And yes, Alma Moreno, whose real last name is Laxamana, was originally from Cebu. My hunch is that though physical looks especially today may not make it very obvious, she is a real mestiza. Here’s what was said about her mother here:
The other night, we condoled with Alma at the Trinity Memorial Chapels (in Parañaque City) where Mama Jean’s wake is being held. While viewing Mama Jean inside her silver-colored coffin, looking very beautiful (mestiza features and all) as though she were only sleeping, we asked Alma if a reconciliation with Joey is still possible.

And even Piolo Pascual, here’s what is said about him on this site:
“But sadly, the German-Pilipino mestizo is discovering that the road to superstardom is paved with bad intentions.”

Thus, I suspect many of the current crop of movie stars and celebrities still can show that mixed strain, though the transfer from one generation to another may have somewhat diluted the strain and has made less physically obvious their mestizo heritage.

And another side issue brought up in the comments section was the use of coño, with its distinctly Filipino slant to the meaning of the word. However, a little visit to the site of Urban Dictionary will reward one with quite a plethora of the current usage of the word from across the Spanish-speaking world, some even without the use of the Spanish n.

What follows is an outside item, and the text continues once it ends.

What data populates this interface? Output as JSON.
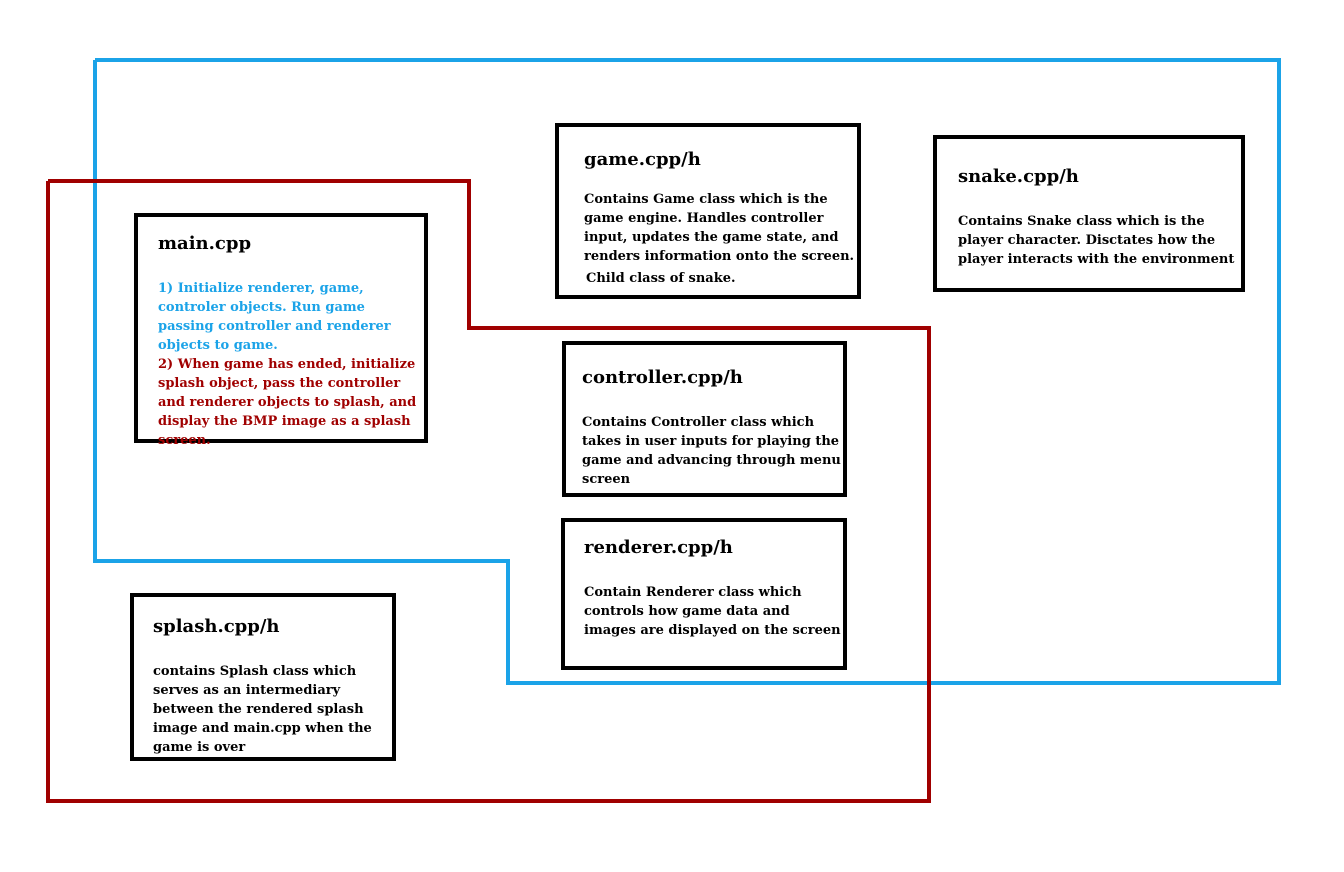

Here’s the entry under the Philippine context:
.Coño - Originally means Vagina, Often heard spoken in the Philippines as a (1)curse or expression by Mestizos or by the rich people. Although this word has evolved with a different meaning, since it's usually heard from rich people in the society, the word "coño" now commonly refers to (2) someone who's rich, wealthy, classy or brat or a manner of speaking, it could be in a negative or (3) positive tone depends on how the word is used.

#1. coño tu madre!
#2. Omy gawd! i dont like talking to her, coz she's so conyo! (coño)
#3. wow you're so coño with your havaianas flipflops!